- To: email@example.com
- Subject: Re: Bugs in bash (was: Release-critical Bugreport)
- From: Steve Greenland <firstname.lastname@example.org>
- Date: Sat, 29 May 1999 13:52:12 -0500
- Message-id: <19990529135212.A19818@molehole>
- Mail-followup-to: email@example.com
- Reply-to: Steve Greenland <firstname.lastname@example.org>
- In-reply-to: <19990529182254.A1584@portaloo.>; from Edward Betts on Sat, May 29, 1999 at 06:22:54PM +0100
- References: <19990528001503.A9598@master.debian.org> <19990529084332.B1606@portaloo.> <19990529120021.A19542@molehole> <19990529182254.A1584@portaloo.>
On 29-May-99, 12:22 (CDT), Edward Betts <email@example.com> wrote:
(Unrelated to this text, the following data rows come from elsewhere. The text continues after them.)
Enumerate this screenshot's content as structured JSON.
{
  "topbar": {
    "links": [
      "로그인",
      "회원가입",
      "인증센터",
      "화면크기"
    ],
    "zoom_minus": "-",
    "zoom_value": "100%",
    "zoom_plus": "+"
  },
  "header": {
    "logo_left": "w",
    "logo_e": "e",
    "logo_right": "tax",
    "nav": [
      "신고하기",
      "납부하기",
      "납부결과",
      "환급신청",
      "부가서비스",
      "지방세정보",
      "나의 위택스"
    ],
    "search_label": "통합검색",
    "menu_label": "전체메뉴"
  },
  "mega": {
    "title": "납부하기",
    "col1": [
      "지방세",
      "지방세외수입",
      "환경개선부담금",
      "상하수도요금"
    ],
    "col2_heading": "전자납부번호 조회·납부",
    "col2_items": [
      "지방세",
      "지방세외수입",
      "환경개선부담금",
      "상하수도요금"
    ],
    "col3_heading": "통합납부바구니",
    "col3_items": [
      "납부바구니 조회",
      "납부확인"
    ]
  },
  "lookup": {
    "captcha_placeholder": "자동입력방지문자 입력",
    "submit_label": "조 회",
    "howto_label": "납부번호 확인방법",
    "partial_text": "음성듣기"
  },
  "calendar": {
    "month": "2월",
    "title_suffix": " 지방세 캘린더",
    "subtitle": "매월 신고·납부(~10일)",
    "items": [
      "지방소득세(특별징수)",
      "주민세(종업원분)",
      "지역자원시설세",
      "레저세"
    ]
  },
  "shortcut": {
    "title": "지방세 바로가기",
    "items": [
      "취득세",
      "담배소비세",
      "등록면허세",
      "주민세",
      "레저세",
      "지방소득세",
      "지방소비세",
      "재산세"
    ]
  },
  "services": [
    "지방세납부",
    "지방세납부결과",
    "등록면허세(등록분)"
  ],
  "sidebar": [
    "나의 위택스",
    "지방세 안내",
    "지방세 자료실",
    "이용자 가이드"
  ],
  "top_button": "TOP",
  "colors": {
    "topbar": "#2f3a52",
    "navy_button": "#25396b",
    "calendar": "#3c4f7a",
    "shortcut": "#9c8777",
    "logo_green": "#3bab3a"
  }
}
> The other question does Debian support or advocate the changing of the /bin/sh
> link? There are still lots of scripts that need bash but say they need sh
> could break some things.
This comes up every 6 months or so and inevitably devolves into a huge
flame war. The general consensus seems to be:
1. /bin/sh must be a POSIX compliant shell.
2. Any script that says "#!/bin/sh" but uses bash-specific constructs
has a bug in it.
3. /bin/bash must be present.
(The third item seems to be the one that annoys the most people.)
As far as I know, no one has replaced /bin/sh with something besides
bash (ash, for example) *and* reported back sufficiently positive
results to allow us to change the default /bin/sh to something smaller
than bash. Given that bash must be present on the system, the only clear
incentive to change /bin/sh to something smaller is start up time, which
is non-trivial during the boot process.o
I think that's a fair summary of the bash vs. sh situation.
Theoretically, we support non-bash /bin/sh, but I'd hardly say we
advocate it. As a practical matter, I'm sure there are a bunch of
standard scripts that are screwed up. I'm even more positive that on
a true multi-user system, there are tons of user written scripts that
assume /bin/sh is bash.